TRADITIONAL ENGLISH STUDY Traditional methods of teaching English attempt to engage the students in free speech as quickly as possible. Though the goal is commendable, in practice it has a serious drawback. A beginning student does not have enough language backg round to be able to construct sentences properly. More to the point, the instru ction program seldom has enough teachers to correct every student's errors. Con sequently, beginning students regularly use incomplete sentences having incorrec t syntax and verb construction. The instructor often praises them for their val iant effort, in spite of the reality that they are learning to use English incor rectly. The student will now need to spend even more time relearning the correc t syntax. CONTROLLED LANGUAGE STUDY The better alternative is to derive all initial spoken language study from aud io recorded materials which contain perfect syntax, perfect use of the verb, and perfect pronunciation. This sounds restrictive, but, in fact, it can be done w ith the SPOKEN ENGLISH LEARNED QUICKLY lessons. Say, for example, that during the first two weeks of English study, you used o nly the SPOKEN ENGLISH LEARNED QUICKLY recorded exercises. You would repeat the recorded lesson material which was accurate in every detail. For the entire in struction period, you would work by yourself while repeating the exercise senten ces hundreds of times. Needless to say, in two weeks' time, you would have spoken English correctly f ar more than had you been passively sitting in a traditional English class. But more to the point, everything you would have learned would have been correct. Your syntax would have been correct. Your use of the English verb would have be en correct. And, as much as possible, your pronunciation would have been correc t. To continue the example, say that it was now time for you to begin trying free speech. Yet, we still would not want you to make mistakes. Consequently, all free speaking would be taken directly from the many sentences you would have alr eady learned. Your teacher would ask questions from the SPOKEN ENGLISH LEARNED QUICKLY exercises so that you could answer in the exact words of the sentences y ou would have studied. Subsequently, you would be given questions to answer whi ch would use the same structure as the sentences you already knew, but now you w ould substitute other vocabulary words which would be in the same lessons. MAKING THE APPLICATION I assume that you are a college student or a young professional and that you a re highly motivated to learn to speak English fluently. You will do much better if you seek ways in which you can speak English correc tly from the very beginning. Strike a careful balance between free speech and f orcing yourself to follow a pattern of correct English use. Do everything in yo ur power to use English correctly. In the early weeks of English study, this may require that you spend more time repeating recorded SPOKEN ENGLISH LEARNED QUICKLY exercises than in trying to e ngage in free speech. Later, however, you will need to spend a great deal of ti me talking with others.

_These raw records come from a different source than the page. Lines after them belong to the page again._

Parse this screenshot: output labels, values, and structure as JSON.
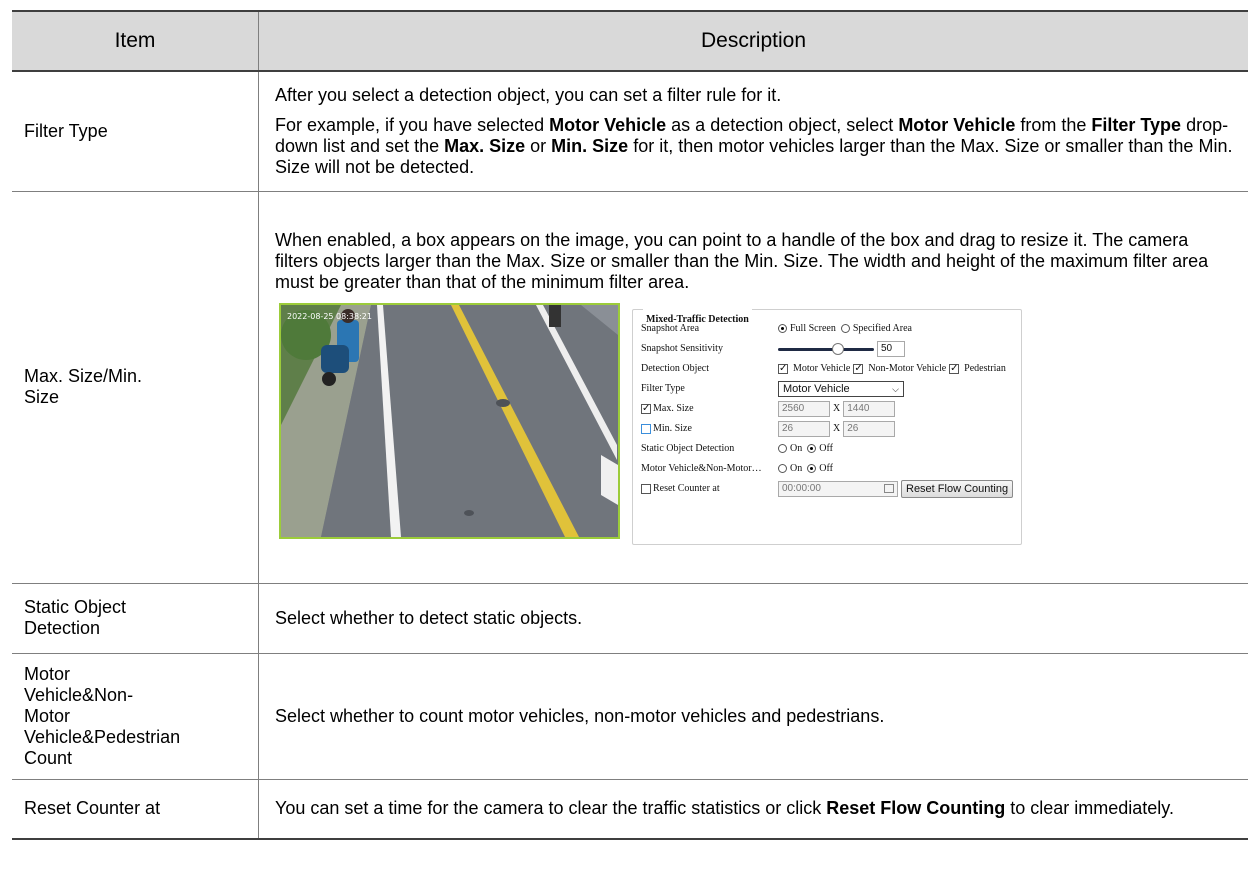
{
  "header": {
    "item": "Item",
    "description": "Description"
  },
  "rows": {
    "filter_type": {
      "item": "Filter Type",
      "p1": "After you select a detection object, you can set a filter rule for it.",
      "p2_a": "For example, if you have selected ",
      "p2_b": "Motor Vehicle",
      "p2_c": " as a detection object, select ",
      "p2_d": "Motor Vehicle",
      "p2_e": " from the ",
      "p2_f": "Filter Type",
      "p2_g": " drop-down list and set the ",
      "p2_h": "Max. Size",
      "p2_i": " or ",
      "p2_j": "Min. Size",
      "p2_k": " for it, then motor vehicles larger than the Max. Size or smaller than the Min. Size will not be detected."
    },
    "max_min_size": {
      "item": "Max. Size/Min. Size",
      "p1": "When enabled, a box appears on the image, you can point to a handle of the box and drag to resize it. The camera filters objects larger than the Max. Size or smaller than the Min. Size. The width and height of the maximum filter area must be greater than that of the minimum filter area."
    },
    "static_object": {
      "item": "Static Object Detection",
      "p1": "Select whether to detect static objects."
    },
    "count": {
      "item": "Motor Vehicle&Non-Motor Vehicle&Pedestrian Count",
      "p1": "Select whether to count motor vehicles, non-motor vehicles and pedestrians."
    },
    "reset_counter": {
      "item": "Reset Counter at",
      "p1_a": "You can set a time for the camera to clear the traffic statistics or click ",
      "p1_b": "Reset Flow Counting",
      "p1_c": " to clear immediately."
    }
  },
  "screenshot": {
    "panel_title": "Mixed-Traffic Detection",
    "snapshot_area": {
      "label": "Snapshot Area",
      "opt_full": "Full Screen",
      "opt_specified": "Specified Area",
      "selected": "Full Screen"
    },
    "snapshot_sensitivity": {
      "label": "Snapshot Sensitivity",
      "value": "50",
      "level": 0.6
    },
    "detection_object": {
      "label": "Detection Object",
      "motor": "Motor Vehicle",
      "non_motor": "Non-Motor Vehicle",
      "pedestrian": "Pedestrian"
    },
    "filter_type": {
      "label": "Filter Type",
      "value": "Motor Vehicle"
    },
    "max_size": {
      "label": "Max. Size",
      "w": "2560",
      "x": "X",
      "h": "1440"
    },
    "min_size": {
      "label": "Min. Size",
      "w": "26",
      "x": "X",
      "h": "26"
    },
    "static_detection": {
      "label": "Static Object Detection",
      "on": "On",
      "off": "Off"
    },
    "motor_count": {
      "label": "Motor Vehicle&Non-Motor…",
      "on": "On",
      "off": "Off"
    },
    "reset_counter": {
      "label": "Reset Counter at",
      "time": "00:00:00",
      "button": "Reset Flow Counting"
    },
    "camera_overlay": "2022-08-25 08:38:21"
  }
}
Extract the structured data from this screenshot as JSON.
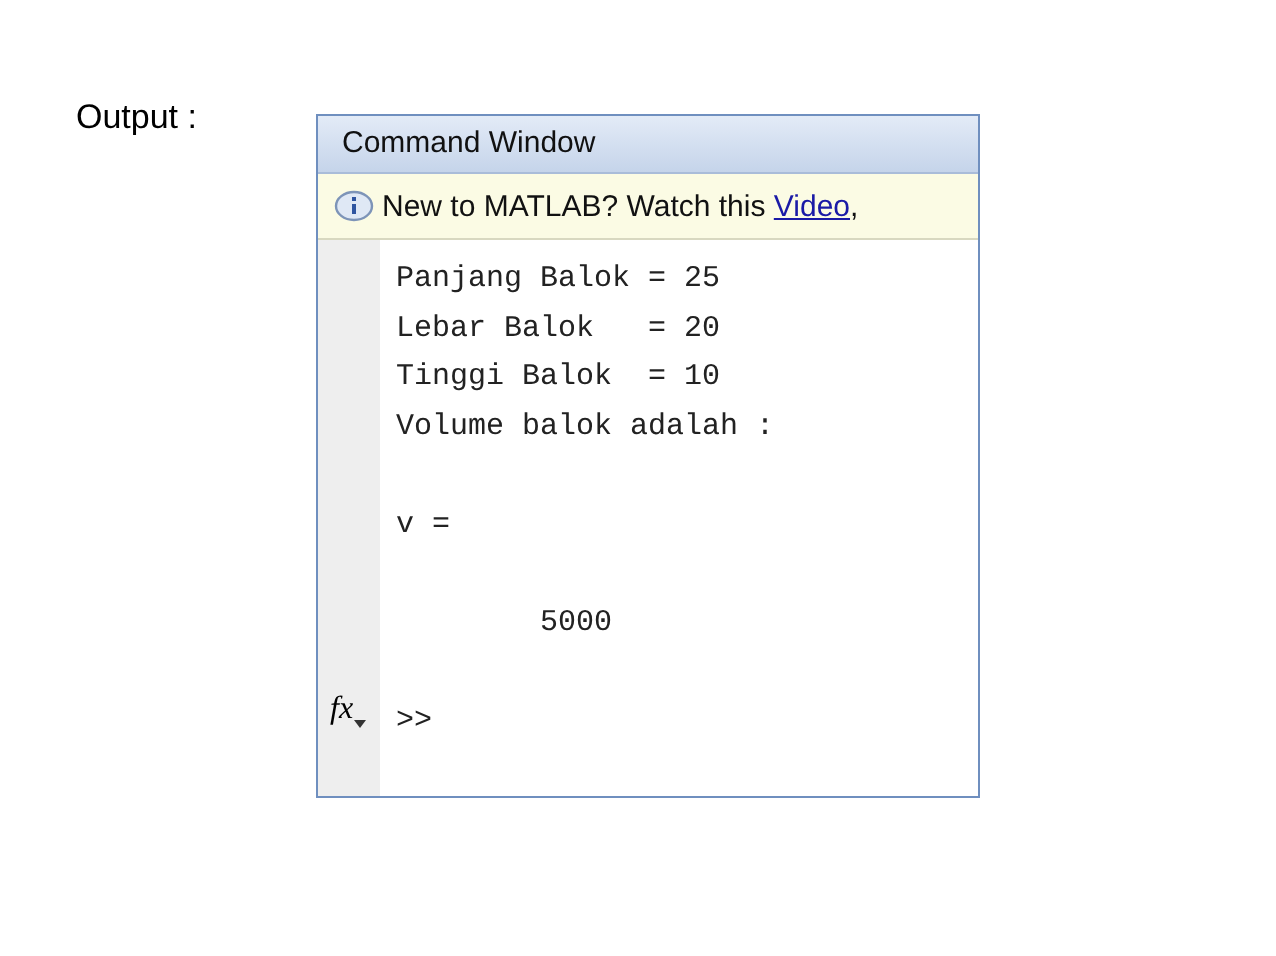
{
  "slide_label": "Output :",
  "window": {
    "title": "Command Window"
  },
  "info_bar": {
    "message": "New to MATLAB? Watch this",
    "link": "Video",
    "after_link": ","
  },
  "output_blocks": [
    [
      "Panjang Balok = 25",
      "Lebar Balok   = 20",
      "Tinggi Balok  = 10",
      "Volume balok adalah :"
    ],
    [
      "v ="
    ],
    [
      "        5000"
    ]
  ],
  "prompt": {
    "function_button": "fx",
    "text": ">>"
  }
}
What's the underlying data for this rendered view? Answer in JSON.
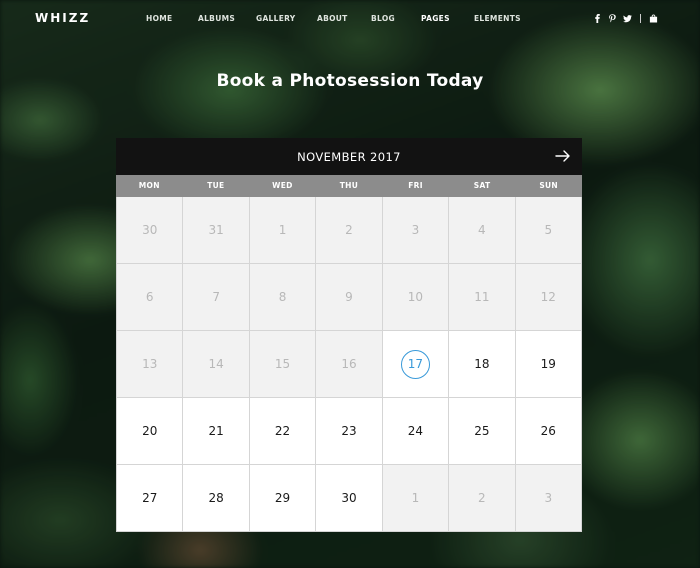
{
  "brand": {
    "logo": "WHIZZ"
  },
  "nav": {
    "items": [
      {
        "label": "HOME"
      },
      {
        "label": "ALBUMS"
      },
      {
        "label": "GALLERY"
      },
      {
        "label": "ABOUT"
      },
      {
        "label": "BLOG"
      },
      {
        "label": "PAGES"
      },
      {
        "label": "ELEMENTS"
      }
    ],
    "active": "PAGES"
  },
  "social": {
    "icons": [
      "facebook-icon",
      "pinterest-icon",
      "twitter-icon",
      "shopping-bag-icon"
    ]
  },
  "hero": {
    "title": "Book a Photosession Today"
  },
  "calendar": {
    "month_title": "NOVEMBER 2017",
    "weekdays": [
      "MON",
      "TUE",
      "WED",
      "THU",
      "FRI",
      "SAT",
      "SUN"
    ],
    "today": "17",
    "accent": "#3a9ad9",
    "days": [
      {
        "n": "30",
        "state": "muted"
      },
      {
        "n": "31",
        "state": "muted"
      },
      {
        "n": "1",
        "state": "muted"
      },
      {
        "n": "2",
        "state": "muted"
      },
      {
        "n": "3",
        "state": "muted"
      },
      {
        "n": "4",
        "state": "muted"
      },
      {
        "n": "5",
        "state": "muted"
      },
      {
        "n": "6",
        "state": "muted"
      },
      {
        "n": "7",
        "state": "muted"
      },
      {
        "n": "8",
        "state": "muted"
      },
      {
        "n": "9",
        "state": "muted"
      },
      {
        "n": "10",
        "state": "muted"
      },
      {
        "n": "11",
        "state": "muted"
      },
      {
        "n": "12",
        "state": "muted"
      },
      {
        "n": "13",
        "state": "muted"
      },
      {
        "n": "14",
        "state": "muted"
      },
      {
        "n": "15",
        "state": "muted"
      },
      {
        "n": "16",
        "state": "muted"
      },
      {
        "n": "17",
        "state": "today"
      },
      {
        "n": "18",
        "state": "available"
      },
      {
        "n": "19",
        "state": "available"
      },
      {
        "n": "20",
        "state": "available"
      },
      {
        "n": "21",
        "state": "available"
      },
      {
        "n": "22",
        "state": "available"
      },
      {
        "n": "23",
        "state": "available"
      },
      {
        "n": "24",
        "state": "available"
      },
      {
        "n": "25",
        "state": "available"
      },
      {
        "n": "26",
        "state": "available"
      },
      {
        "n": "27",
        "state": "available"
      },
      {
        "n": "28",
        "state": "available"
      },
      {
        "n": "29",
        "state": "available"
      },
      {
        "n": "30",
        "state": "available"
      },
      {
        "n": "1",
        "state": "muted"
      },
      {
        "n": "2",
        "state": "muted"
      },
      {
        "n": "3",
        "state": "muted"
      }
    ]
  }
}
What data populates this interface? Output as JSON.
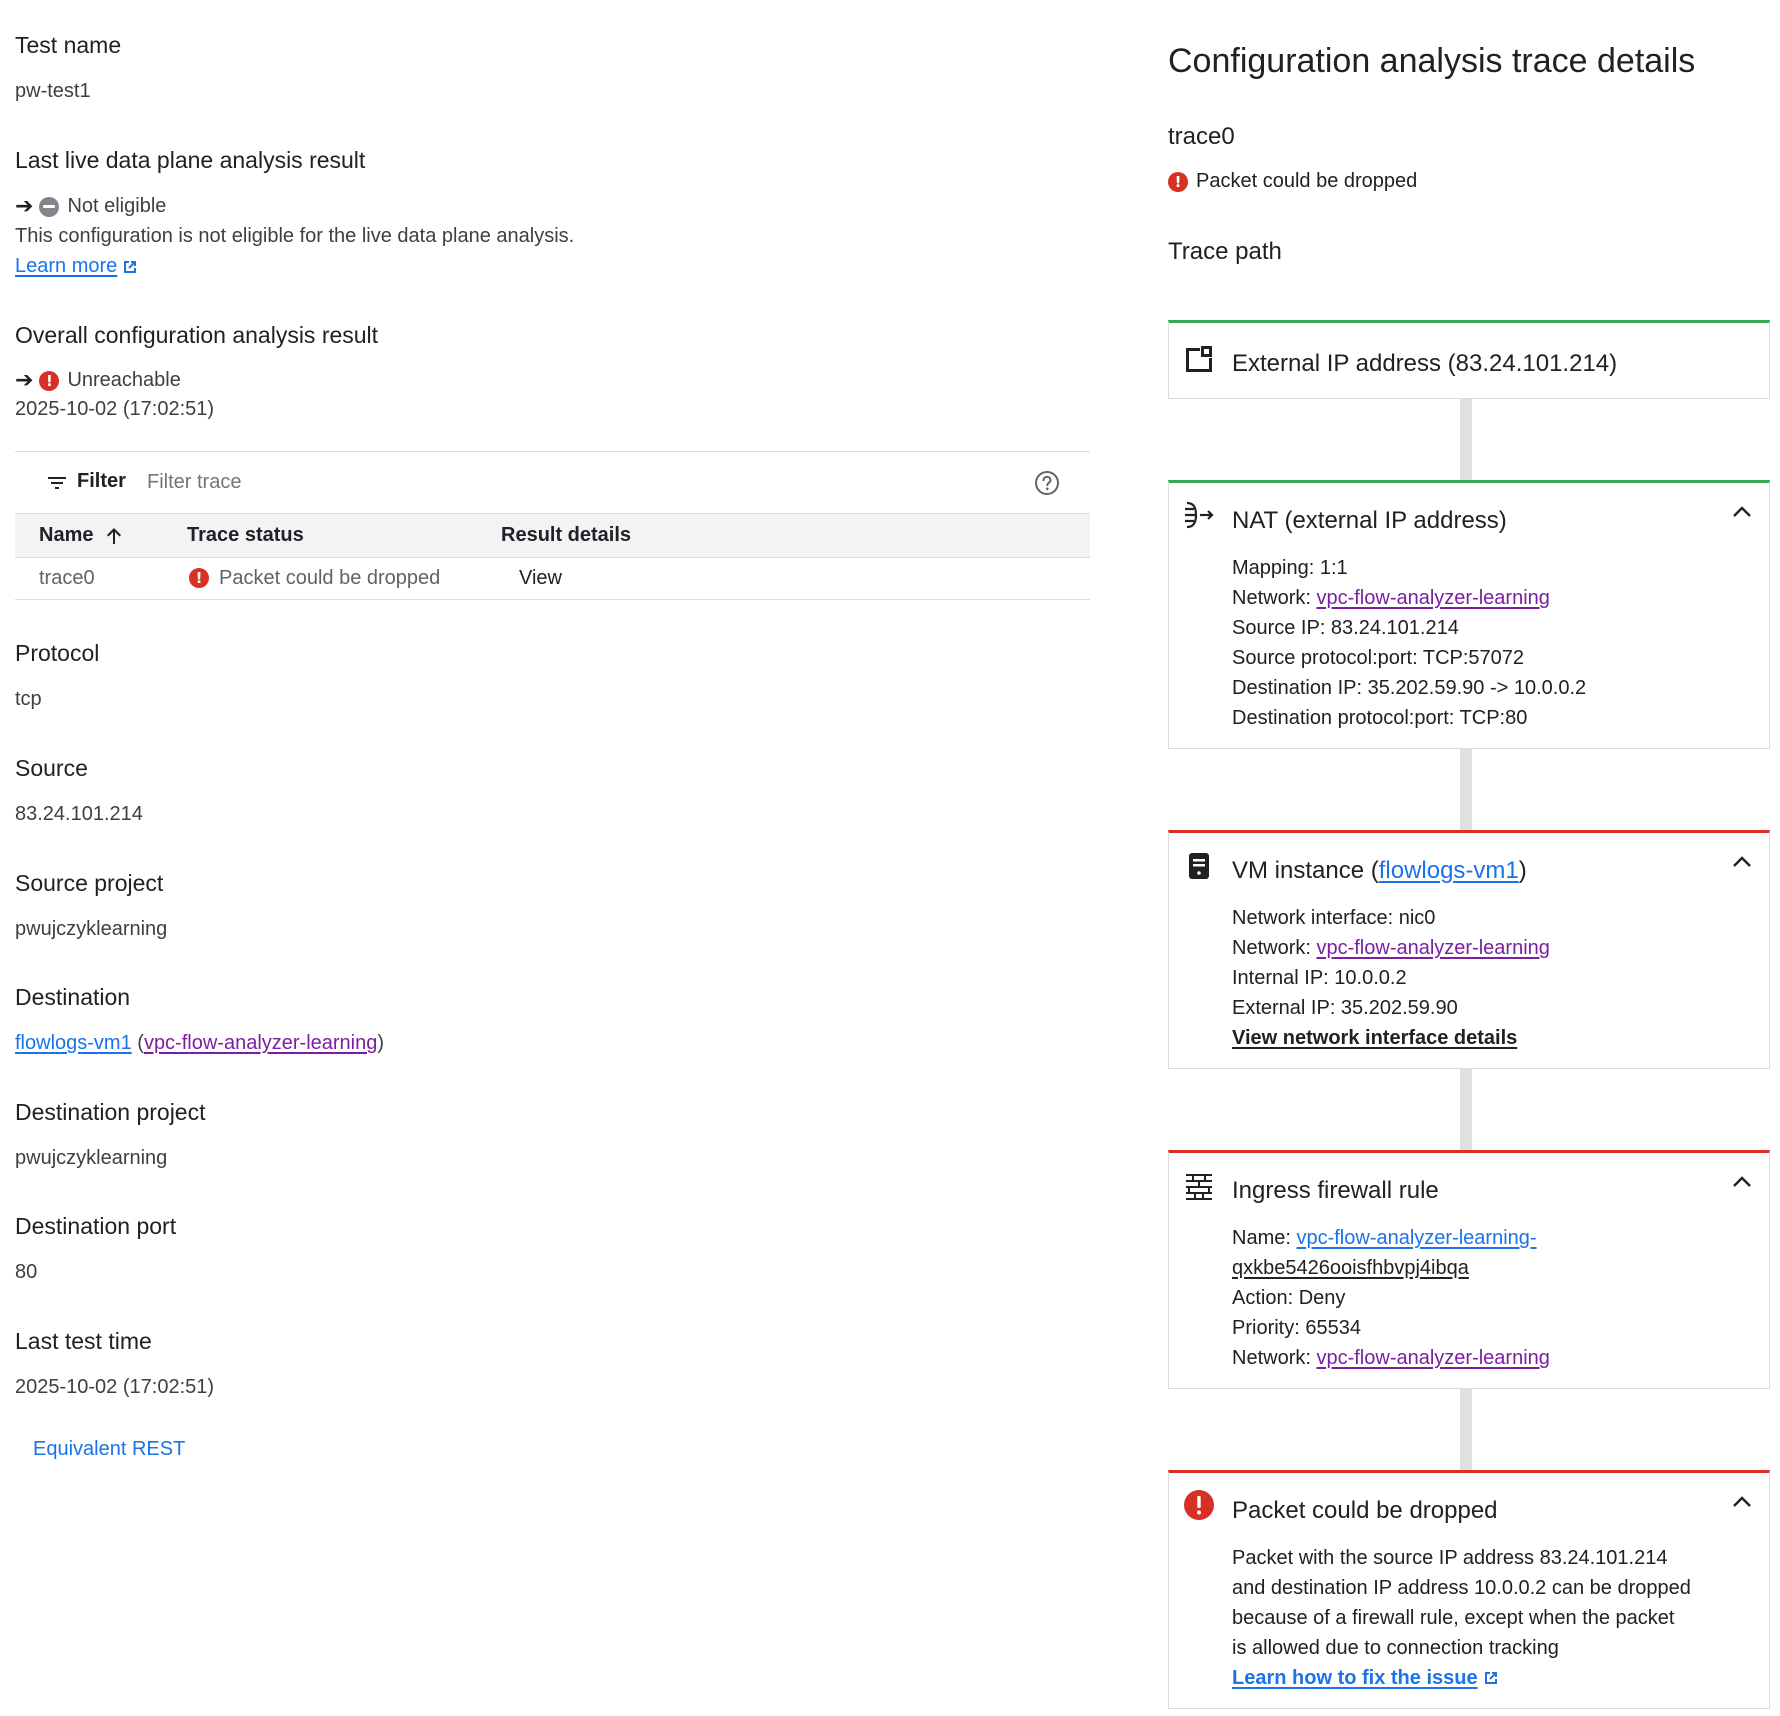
{
  "left": {
    "test_name_label": "Test name",
    "test_name_value": "pw-test1",
    "live_result_label": "Last live data plane analysis result",
    "live_result_status": "Not eligible",
    "live_result_desc": "This configuration is not eligible for the live data plane analysis.",
    "learn_more": "Learn more",
    "overall_label": "Overall configuration analysis result",
    "overall_status": "Unreachable",
    "overall_time": "2025-10-02 (17:02:51)",
    "filter_label": "Filter",
    "filter_placeholder": "Filter trace",
    "table_headers": {
      "name": "Name",
      "trace_status": "Trace status",
      "result_details": "Result details"
    },
    "table_rows": [
      {
        "name": "trace0",
        "status": "Packet could be dropped",
        "details": "View"
      }
    ],
    "protocol_label": "Protocol",
    "protocol_value": "tcp",
    "source_label": "Source",
    "source_value": "83.24.101.214",
    "source_project_label": "Source project",
    "source_project_value": "pwujczyklearning",
    "destination_label": "Destination",
    "destination_vm": "flowlogs-vm1",
    "destination_network": "vpc-flow-analyzer-learning",
    "destination_project_label": "Destination project",
    "destination_project_value": "pwujczyklearning",
    "destination_port_label": "Destination port",
    "destination_port_value": "80",
    "last_test_time_label": "Last test time",
    "last_test_time_value": "2025-10-02 (17:02:51)",
    "equivalent_rest": "Equivalent REST"
  },
  "right": {
    "title": "Configuration analysis trace details",
    "trace_name": "trace0",
    "trace_status": "Packet could be dropped",
    "trace_path_label": "Trace path",
    "cards": {
      "external_ip": {
        "title": "External IP address (83.24.101.214)"
      },
      "nat": {
        "title": "NAT (external IP address)",
        "mapping": "Mapping: 1:1",
        "network_label": "Network: ",
        "network_value": "vpc-flow-analyzer-learning",
        "source_ip": "Source IP: 83.24.101.214",
        "source_pp": "Source protocol:port: TCP:57072",
        "dest_ip": "Destination IP: 35.202.59.90 -> 10.0.0.2",
        "dest_pp": "Destination protocol:port: TCP:80"
      },
      "vm": {
        "title_prefix": "VM instance (",
        "title_link": "flowlogs-vm1",
        "title_suffix": ")",
        "nic": "Network interface: nic0",
        "network_label": "Network: ",
        "network_value": "vpc-flow-analyzer-learning",
        "internal_ip": "Internal IP: 10.0.0.2",
        "external_ip": "External IP: 35.202.59.90",
        "view_nic": "View network interface details"
      },
      "firewall": {
        "title": "Ingress firewall rule",
        "name_label": "Name: ",
        "name_value_1": "vpc-flow-analyzer-learning-",
        "name_value_2": "qxkbe5426ooisfhbvpj4ibqa",
        "action": "Action: Deny",
        "priority": "Priority: 65534",
        "network_label": "Network: ",
        "network_value": "vpc-flow-analyzer-learning"
      },
      "drop": {
        "title": "Packet could be dropped",
        "desc_1": "Packet with the source IP address 83.24.101.214",
        "desc_2": "and destination IP address 10.0.0.2 can be dropped",
        "desc_3": "because of a firewall rule, except when the packet",
        "desc_4": "is allowed due to connection tracking",
        "learn_fix": "Learn how to fix the issue"
      }
    }
  },
  "colors": {
    "accent": "#1a73e8",
    "error": "#d93025",
    "success": "#34a853",
    "visited_link": "#7b1fa2"
  }
}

Nonetheless, every time you encounter new syntax in English, use controlled la nguage drills long enough so that your mind becomes thoroughly familiar with cor rect sentence structure and pronunciation. If you are using the SPOKEN ENGLISH LEARNED QUICKLY lessons, repeat the exercises until you can say them quickly and accurately with perfect pronunciation. As you progress in your English study, begin reading English newspaper articles aloud. Look for examples of new vocabu lary and sentence format. Mark the sentences, verify the vocabulary, and then r ead and repeat from recall memory the sentences aloud until they become a part of yo ur speech.